- Commenters requested addition of diabetic foot ulcers as a type of ulcer for which debridement would be appropriate. WPS added neuroischaemic ulcers as one of the conditions for debridement. Their response was, “The draft does list the wound type categories of neuropathy or ischaemia. We agree that not all diabetic foot ulcers are neuropathic ulcers and therefore Neuroischaemia has been added to the LCD. Neuroischaemia is the term for the combined effect of diabetic neuropathy and ischaemia.” Does this address all diabetic foot ulcers that might require debridement or not?
Other components of the new LCD that are modified or expanded from the retired LCD:
- Change in the description concerning the expectation of improvement:
- Retired LCD: “Medicare expects that with appropriate care, wound volume or surface dimension should decrease by at least 10% per month or wounds will demonstrate margin advancement of no less than 1 mm/week.”
- New LCD: “Wounds that fail to demonstrate measurable reduction in size at 2 to 4 weeks despite appropriate therapy are unlikely to heal.”

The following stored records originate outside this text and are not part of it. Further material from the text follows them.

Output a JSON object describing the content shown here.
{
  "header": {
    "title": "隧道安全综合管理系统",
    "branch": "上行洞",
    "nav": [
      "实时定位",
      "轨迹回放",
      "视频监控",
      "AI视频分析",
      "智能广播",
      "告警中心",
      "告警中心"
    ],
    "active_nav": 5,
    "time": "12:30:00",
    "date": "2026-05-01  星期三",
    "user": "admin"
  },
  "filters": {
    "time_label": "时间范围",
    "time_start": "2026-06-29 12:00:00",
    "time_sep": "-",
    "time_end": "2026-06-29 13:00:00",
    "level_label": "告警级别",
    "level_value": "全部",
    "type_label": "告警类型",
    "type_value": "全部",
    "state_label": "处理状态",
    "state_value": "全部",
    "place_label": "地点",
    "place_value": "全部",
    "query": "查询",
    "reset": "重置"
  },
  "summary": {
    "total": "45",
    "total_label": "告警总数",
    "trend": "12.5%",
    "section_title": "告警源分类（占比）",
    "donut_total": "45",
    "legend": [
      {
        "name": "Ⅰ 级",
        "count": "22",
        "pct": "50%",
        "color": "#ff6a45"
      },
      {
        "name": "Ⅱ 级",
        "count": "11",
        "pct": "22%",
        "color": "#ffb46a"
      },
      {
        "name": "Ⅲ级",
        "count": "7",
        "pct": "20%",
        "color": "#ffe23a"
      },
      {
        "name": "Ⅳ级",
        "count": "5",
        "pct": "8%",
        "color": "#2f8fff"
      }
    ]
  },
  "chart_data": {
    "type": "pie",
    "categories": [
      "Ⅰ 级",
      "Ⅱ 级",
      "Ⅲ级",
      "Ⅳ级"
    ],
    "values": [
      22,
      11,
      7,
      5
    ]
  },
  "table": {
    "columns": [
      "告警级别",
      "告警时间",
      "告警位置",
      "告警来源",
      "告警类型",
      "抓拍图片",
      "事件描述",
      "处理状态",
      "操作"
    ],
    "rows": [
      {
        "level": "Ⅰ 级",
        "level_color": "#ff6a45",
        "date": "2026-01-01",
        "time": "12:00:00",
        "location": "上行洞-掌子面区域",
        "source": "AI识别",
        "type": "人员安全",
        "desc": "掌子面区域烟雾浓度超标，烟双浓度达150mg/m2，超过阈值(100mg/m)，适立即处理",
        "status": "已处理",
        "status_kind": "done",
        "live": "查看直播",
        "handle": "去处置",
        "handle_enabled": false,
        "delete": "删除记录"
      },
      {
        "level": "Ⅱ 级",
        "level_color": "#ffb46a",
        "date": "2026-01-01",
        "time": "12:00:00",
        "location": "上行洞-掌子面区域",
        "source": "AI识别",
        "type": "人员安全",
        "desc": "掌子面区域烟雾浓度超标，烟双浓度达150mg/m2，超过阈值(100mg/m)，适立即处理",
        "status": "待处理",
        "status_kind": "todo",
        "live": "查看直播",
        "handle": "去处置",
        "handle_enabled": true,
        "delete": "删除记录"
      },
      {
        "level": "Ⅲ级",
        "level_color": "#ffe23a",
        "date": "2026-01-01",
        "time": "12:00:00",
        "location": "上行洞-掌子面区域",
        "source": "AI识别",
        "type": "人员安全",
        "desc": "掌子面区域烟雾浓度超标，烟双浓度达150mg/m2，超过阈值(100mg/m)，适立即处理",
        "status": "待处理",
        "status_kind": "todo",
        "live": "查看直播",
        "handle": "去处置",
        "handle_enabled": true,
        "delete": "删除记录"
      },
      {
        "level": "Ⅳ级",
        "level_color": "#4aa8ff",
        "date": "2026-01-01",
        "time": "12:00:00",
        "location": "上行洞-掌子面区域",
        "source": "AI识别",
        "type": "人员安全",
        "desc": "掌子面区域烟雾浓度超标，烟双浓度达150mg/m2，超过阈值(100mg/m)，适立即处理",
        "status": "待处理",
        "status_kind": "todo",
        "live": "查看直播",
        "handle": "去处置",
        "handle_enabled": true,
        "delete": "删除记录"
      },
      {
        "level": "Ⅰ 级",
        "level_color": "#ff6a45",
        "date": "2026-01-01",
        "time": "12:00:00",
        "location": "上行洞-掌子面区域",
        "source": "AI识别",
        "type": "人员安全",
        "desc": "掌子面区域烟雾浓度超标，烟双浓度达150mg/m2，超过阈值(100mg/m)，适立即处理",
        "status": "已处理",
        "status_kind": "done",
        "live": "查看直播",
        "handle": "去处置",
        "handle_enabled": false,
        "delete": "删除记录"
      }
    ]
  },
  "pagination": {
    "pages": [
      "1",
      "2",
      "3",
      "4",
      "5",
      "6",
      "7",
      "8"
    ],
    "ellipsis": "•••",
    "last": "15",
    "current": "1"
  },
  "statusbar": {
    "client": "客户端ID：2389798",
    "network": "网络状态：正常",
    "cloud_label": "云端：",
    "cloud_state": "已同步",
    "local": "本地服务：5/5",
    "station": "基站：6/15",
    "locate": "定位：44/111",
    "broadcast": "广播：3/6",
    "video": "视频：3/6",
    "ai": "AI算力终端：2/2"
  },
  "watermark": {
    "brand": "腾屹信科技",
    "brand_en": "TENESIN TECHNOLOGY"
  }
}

- This change was in response to comments on the draft LCD received by WPS, specifically: “The rate of closure varies significantly by patient and is influenced by a number of factors including but not limited to the type and size of wound, comorbidities, and compliance with prescribed therapy.”
- Both LCDs stress that when appropriate healing is not achieved, the treatment plan should be modified.

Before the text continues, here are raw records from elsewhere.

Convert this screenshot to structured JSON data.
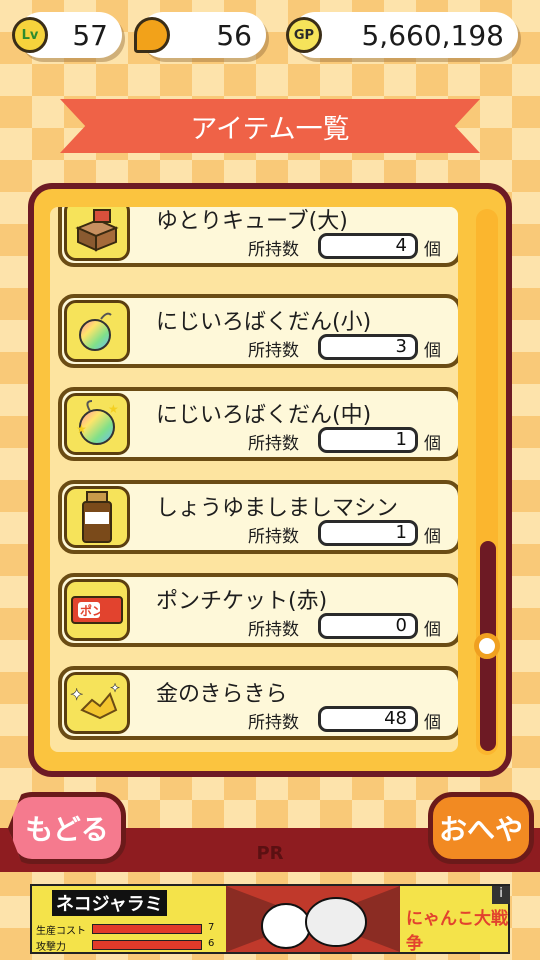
{
  "status": {
    "level_badge": "Lv",
    "level": "57",
    "catfood": "56",
    "gp_badge": "GP",
    "gp": "5,660,198"
  },
  "title": "アイテム一覧",
  "items": [
    {
      "name": "ゆとりキューブ(大)",
      "count_label": "所持数",
      "count": "4",
      "unit": "個",
      "icon": "cube-box-icon"
    },
    {
      "name": "にじいろばくだん(小)",
      "count_label": "所持数",
      "count": "3",
      "unit": "個",
      "icon": "rainbow-bomb-icon"
    },
    {
      "name": "にじいろばくだん(中)",
      "count_label": "所持数",
      "count": "1",
      "unit": "個",
      "icon": "rainbow-bomb-star-icon"
    },
    {
      "name": "しょうゆましましマシン",
      "count_label": "所持数",
      "count": "1",
      "unit": "個",
      "icon": "soy-sauce-icon"
    },
    {
      "name": "ポンチケット(赤)",
      "count_label": "所持数",
      "count": "0",
      "unit": "個",
      "icon": "pon-ticket-icon"
    },
    {
      "name": "金のきらきら",
      "count_label": "所持数",
      "count": "48",
      "unit": "個",
      "icon": "gold-sparkle-icon"
    }
  ],
  "scroll": {
    "position": 0.92
  },
  "buttons": {
    "back": "もどる",
    "home": "おへや"
  },
  "pr": "PR",
  "ad": {
    "brand": "ネコジャラミ",
    "stat1_label": "生産コスト",
    "stat1": "7",
    "stat2_label": "攻撃力",
    "stat2": "6",
    "game": "にゃんこ大戦争",
    "info": "i"
  },
  "colors": {
    "accent": "#ef6247",
    "panel": "#fbc43f",
    "border": "#6d1a24"
  }
}
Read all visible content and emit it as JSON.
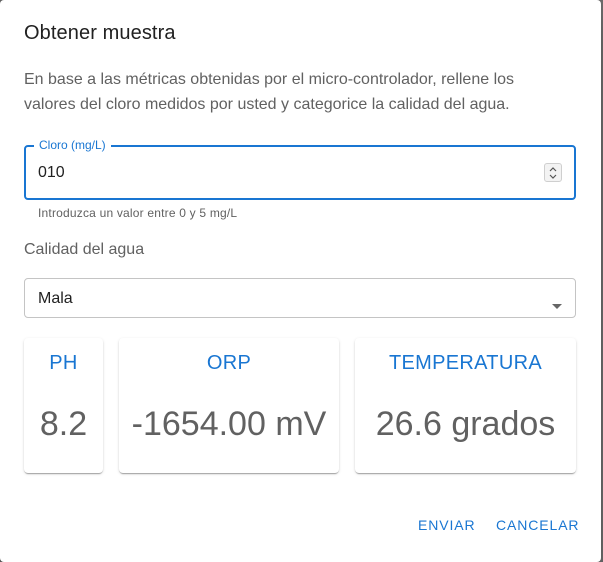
{
  "dialog": {
    "title": "Obtener muestra",
    "description": "En base a las métricas obtenidas por el micro-controlador, rellene los valores del cloro medidos por usted y categorice la calidad del agua."
  },
  "chlorine_field": {
    "label": "Cloro (mg/L)",
    "value": "010",
    "helper": "Introduzca un valor entre 0 y 5 mg/L"
  },
  "quality": {
    "label": "Calidad del agua",
    "selected": "Mala"
  },
  "metrics": [
    {
      "title": "PH",
      "value": "8.2"
    },
    {
      "title": "ORP",
      "value": "-1654.00 mV"
    },
    {
      "title": "TEMPERATURA",
      "value": "26.6 grados"
    }
  ],
  "actions": {
    "submit_label": "ENVIAR",
    "cancel_label": "CANCELAR"
  },
  "colors": {
    "accent": "#1976d2",
    "text_secondary": "#616161"
  },
  "icons": {
    "spinner": "up-down-arrows-icon",
    "select": "dropdown-caret-icon"
  }
}
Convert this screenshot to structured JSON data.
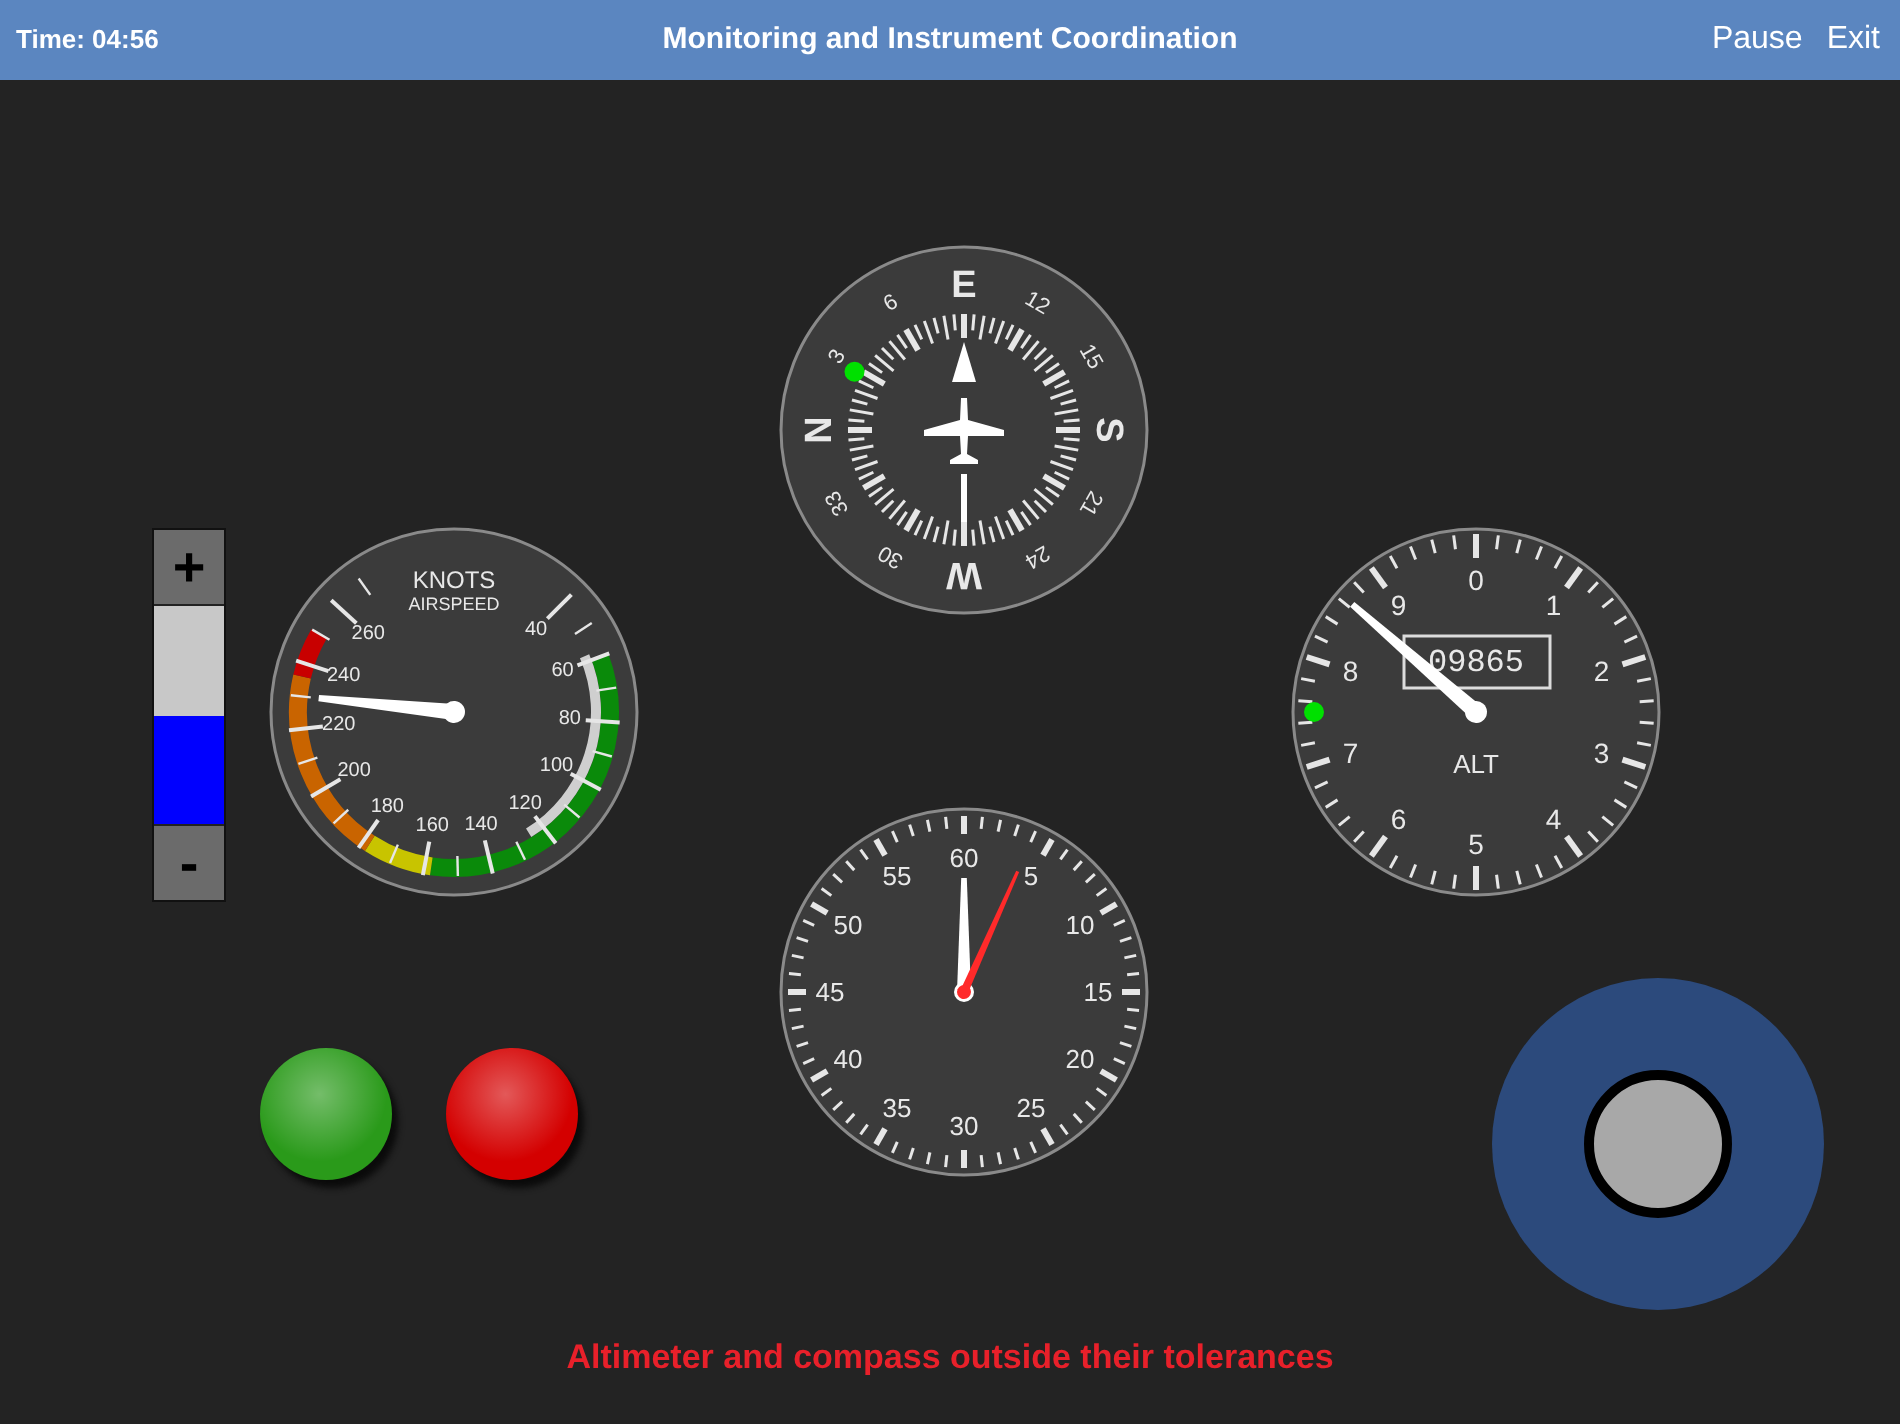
{
  "header": {
    "time": "Time: 04:56",
    "title": "Monitoring and Instrument Coordination",
    "actions": [
      "Pause",
      "Exit"
    ]
  },
  "throttle": {
    "plus": "+",
    "minus": "-",
    "level": 0.5
  },
  "airspeed": {
    "unit": "KNOTS",
    "caption": "AIRSPEED",
    "scale": [
      "40",
      "60",
      "80",
      "100",
      "120",
      "140",
      "160",
      "180",
      "200",
      "220",
      "240",
      "260"
    ]
  },
  "compass": {
    "scale": [
      "N",
      "3",
      "6",
      "E",
      "12",
      "15",
      "S",
      "21",
      "24",
      "W",
      "30",
      "33"
    ]
  },
  "altimeter": {
    "scale": [
      "0",
      "1",
      "2",
      "3",
      "4",
      "5",
      "6",
      "7",
      "8",
      "9"
    ],
    "readout": "09865",
    "caption": "ALT"
  },
  "timer": {
    "scale": [
      "60",
      "5",
      "10",
      "15",
      "20",
      "25",
      "30",
      "35",
      "40",
      "45",
      "50",
      "55"
    ]
  },
  "buttons": [
    {
      "color": "#2a9a1a"
    },
    {
      "color": "#d40000"
    }
  ],
  "message": "Altimeter and compass outside their tolerances"
}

- Addition of the following – removal of non-tissue integrated fibrin exudate, crusts, biofilms, or other materials from a wound without removal of tissue does not meet the definition of any debridement codes and may not be reported as such.

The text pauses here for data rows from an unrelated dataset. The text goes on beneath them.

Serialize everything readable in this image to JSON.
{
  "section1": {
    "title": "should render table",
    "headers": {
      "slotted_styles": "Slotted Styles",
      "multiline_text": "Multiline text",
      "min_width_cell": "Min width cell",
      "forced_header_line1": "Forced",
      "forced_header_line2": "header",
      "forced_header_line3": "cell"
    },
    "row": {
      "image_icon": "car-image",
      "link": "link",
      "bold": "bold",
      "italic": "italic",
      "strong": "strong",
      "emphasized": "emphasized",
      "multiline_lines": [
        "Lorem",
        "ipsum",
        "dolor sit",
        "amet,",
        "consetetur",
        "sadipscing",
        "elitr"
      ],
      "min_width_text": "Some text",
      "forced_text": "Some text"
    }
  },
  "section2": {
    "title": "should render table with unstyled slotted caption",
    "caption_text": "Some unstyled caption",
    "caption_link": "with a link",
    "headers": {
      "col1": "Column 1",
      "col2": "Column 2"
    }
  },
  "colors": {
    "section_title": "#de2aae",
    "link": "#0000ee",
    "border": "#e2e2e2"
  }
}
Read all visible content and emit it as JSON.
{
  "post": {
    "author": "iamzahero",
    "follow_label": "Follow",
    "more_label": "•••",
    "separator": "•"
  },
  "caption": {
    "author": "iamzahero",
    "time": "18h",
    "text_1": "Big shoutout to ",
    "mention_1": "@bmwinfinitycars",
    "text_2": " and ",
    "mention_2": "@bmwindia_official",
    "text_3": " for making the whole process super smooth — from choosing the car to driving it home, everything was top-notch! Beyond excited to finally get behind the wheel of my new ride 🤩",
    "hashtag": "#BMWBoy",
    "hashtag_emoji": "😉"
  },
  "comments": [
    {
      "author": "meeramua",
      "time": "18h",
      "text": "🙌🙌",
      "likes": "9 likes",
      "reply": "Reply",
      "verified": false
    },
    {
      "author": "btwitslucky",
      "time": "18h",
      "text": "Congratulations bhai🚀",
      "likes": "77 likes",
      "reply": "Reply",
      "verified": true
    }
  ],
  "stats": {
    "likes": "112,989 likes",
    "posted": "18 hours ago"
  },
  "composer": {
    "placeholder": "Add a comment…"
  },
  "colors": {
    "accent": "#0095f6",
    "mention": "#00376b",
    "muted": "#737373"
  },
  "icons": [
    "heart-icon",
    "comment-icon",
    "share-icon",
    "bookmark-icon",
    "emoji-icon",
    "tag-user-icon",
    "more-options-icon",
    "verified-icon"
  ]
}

- Expanded discussions of
- Electrical Stimulation and Electromagnetic Therapy – covered only after appropriate standard wound therapy has been tried for at least 30 days and there are no measurable signs of improved healing,
- Negative Pressure Wound Therapy – for open wounds resistant to prior treatments and not to exceed a 120-day period, and
- Low-Frequency, Non-contact, Non-thermal Ultrasound (MIST Therapy) – documented wound improvement after 6 MIST treatments or further treatments are not necessary and limited to no more than 18 treatments in a six-week period.
Remember when providing wound care services, the documentation requirements of most LCDs insist on a plan of care. Here is the wording from the new WPS LCD:
“The medical record must include a certified plan of care containing a treatment plan with goals, physician follow-up, the expected frequency and duration of the skilled treatment, and the potential to heal. With continuation of a treatment plan, there needs to be ongoing evidence of the effectiveness of the plan, including diminishing area and depth of the ulceration, resolution of surrounding erythema and /or wound exudates, decreasing symptomatology, and overall assessment of wound status (such as stable, improved, worsening, etc.) documented. Appropriate modification of treatment plan, when necessitated by failure of wounds to improve, must be demonstrated. The record must document complicating factors for wound healing as well as measures taken to control complicating factors when debridement is part of the plan.”
Wound care providers need to be familiar with the LCD and/or article for their MAC jurisdiction. Read them carefully and make sure you are following the coverage guidelines and documenting the required components. If there is ambiguity in the policies, reach out to your MAC for clarification.
Other LCD/Article Updates from last month include:
Article by Debbie Rubio
This material was compiled to share information. MMP, Inc. is not offering legal advice. Every reasonable effort has been taken to ensure the information is accurate and useful.